We’ve all heard some version of the Peter Principle: that in a hierarchical organization, every employee will rise to the level of their respective incompetence. It assumes that employees possessing the skills need to excel in a given position will be promoted to the next “rung” on the corporate ladder, which will require different skills; should they possess those, they will be promoted again, and so on. Once they reach a rung that requires skills they do not have, they’ll remain there indefinitely – mired in their incompetence.
Dark stuff. And while principle was written as satire, our new research illustrates exactly why it rings true for so many. Because while of course the specific skills change from position to position, there are also significant changes in the behaviors a leader needs to emphasize at different levels within the organization.
In a new global study of more than 17,000 leaders, we found that while a handful of behavioral shifts are required as one moves out of their earliest career stages, as mid-level leaders transition to senior positions, the number of behavioral shifts more than triples.
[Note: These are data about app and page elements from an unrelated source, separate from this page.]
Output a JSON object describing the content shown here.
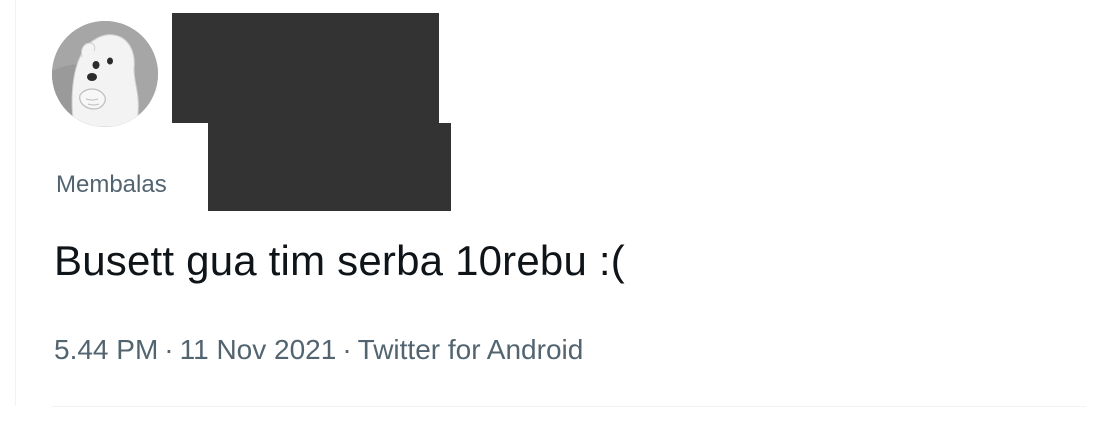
{
  "tweet": {
    "avatar_icon": "polar-bear-avatar-icon",
    "reply_prefix": "Membalas",
    "text": "Busett gua tim serba 10rebu :(",
    "time": "5.44 PM",
    "date": "11 Nov 2021",
    "source": "Twitter for Android",
    "separator": "·"
  },
  "colors": {
    "text_primary": "#0f1419",
    "text_secondary": "#536471",
    "redaction": "#333333",
    "divider": "#eff3f4"
  }
}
The degree of change increases as the leader ascends higher in the organization – and in some transitions, even the direction of behavioral change varies (so leaders must learn to increase a behavior at one level, then decrease it later on).
Does all this make successful career growth sound like a steep uphill climb? Of course. What the Peter Principle ignores, of course, is the profound impact of thoughtful, intentional leadership development throughout a career. This research appears to underscore the need for development throughout an individual’s career, and for an agile, personal, flexible approach to this development – one that relies more on nuance and context than on prescribed, static models of effectiveness.
The full report, Stepping Up: the Behaviors Leaders Need to Increase (and Decrease) as they Climb the Ranks, reveals the fascinating ways that the behaviors associated with effective leadership shift throughout a career. Read the complete findings here.